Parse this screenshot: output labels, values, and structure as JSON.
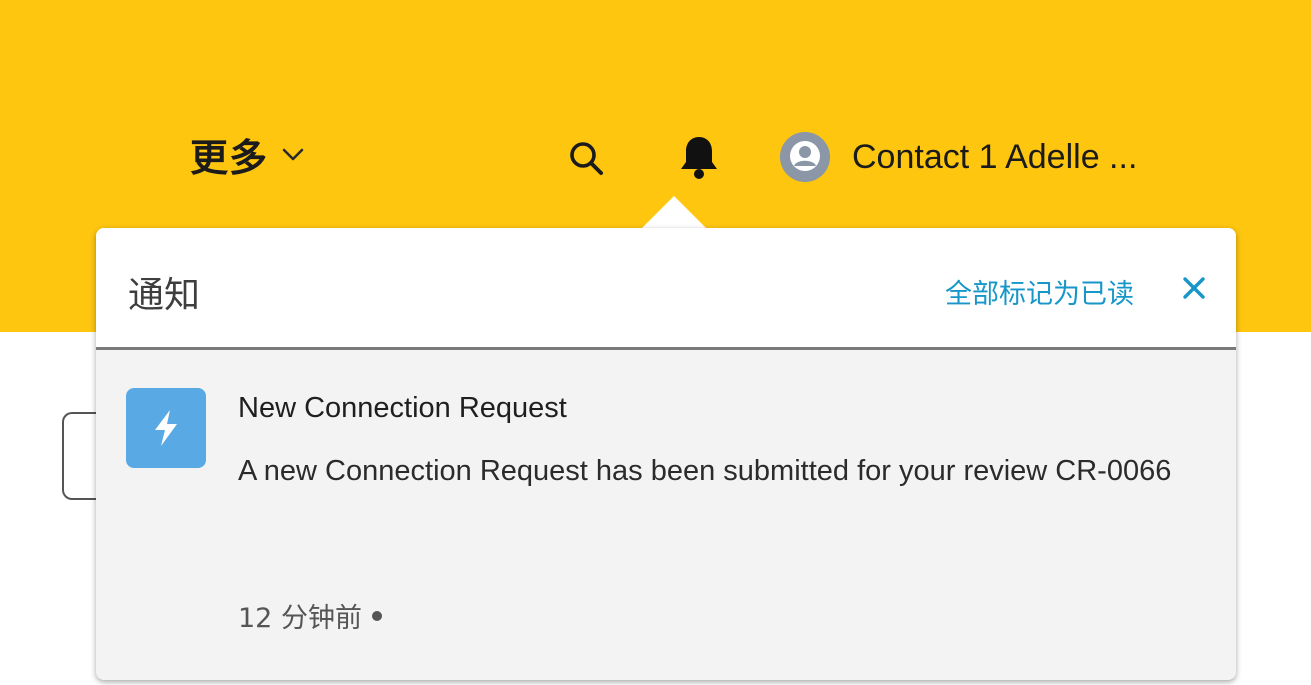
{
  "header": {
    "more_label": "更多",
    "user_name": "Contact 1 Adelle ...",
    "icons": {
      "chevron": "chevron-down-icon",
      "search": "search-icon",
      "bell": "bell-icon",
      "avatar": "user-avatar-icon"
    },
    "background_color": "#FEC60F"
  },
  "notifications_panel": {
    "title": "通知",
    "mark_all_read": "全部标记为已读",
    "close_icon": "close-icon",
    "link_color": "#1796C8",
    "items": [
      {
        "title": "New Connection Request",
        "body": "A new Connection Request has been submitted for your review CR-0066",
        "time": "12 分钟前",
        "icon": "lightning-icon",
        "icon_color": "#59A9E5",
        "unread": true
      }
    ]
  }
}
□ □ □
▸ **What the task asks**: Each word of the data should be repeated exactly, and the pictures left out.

▸ **Solution**:
Parse this screenshot: output labels, values, and structure as JSON.
{
  "header": {
    "more_label": "更多",
    "user_name": "Contact 1 Adelle ...",
    "icons": {
      "chevron": "chevron-down-icon",
      "search": "search-icon",
      "bell": "bell-icon",
      "avatar": "user-avatar-icon"
    },
    "background_color": "#FEC60F"
  },
  "notifications_panel": {
    "title": "通知",
    "mark_all_read": "全部标记为已读",
    "close_icon": "close-icon",
    "link_color": "#1796C8",
    "items": [
      {
        "title": "New Connection Request",
        "body": "A new Connection Request has been submitted for your review CR-0066",
        "time": "12 分钟前",
        "icon": "lightning-icon",
        "icon_color": "#59A9E5",
        "unread": true
      }
    ]
  }
}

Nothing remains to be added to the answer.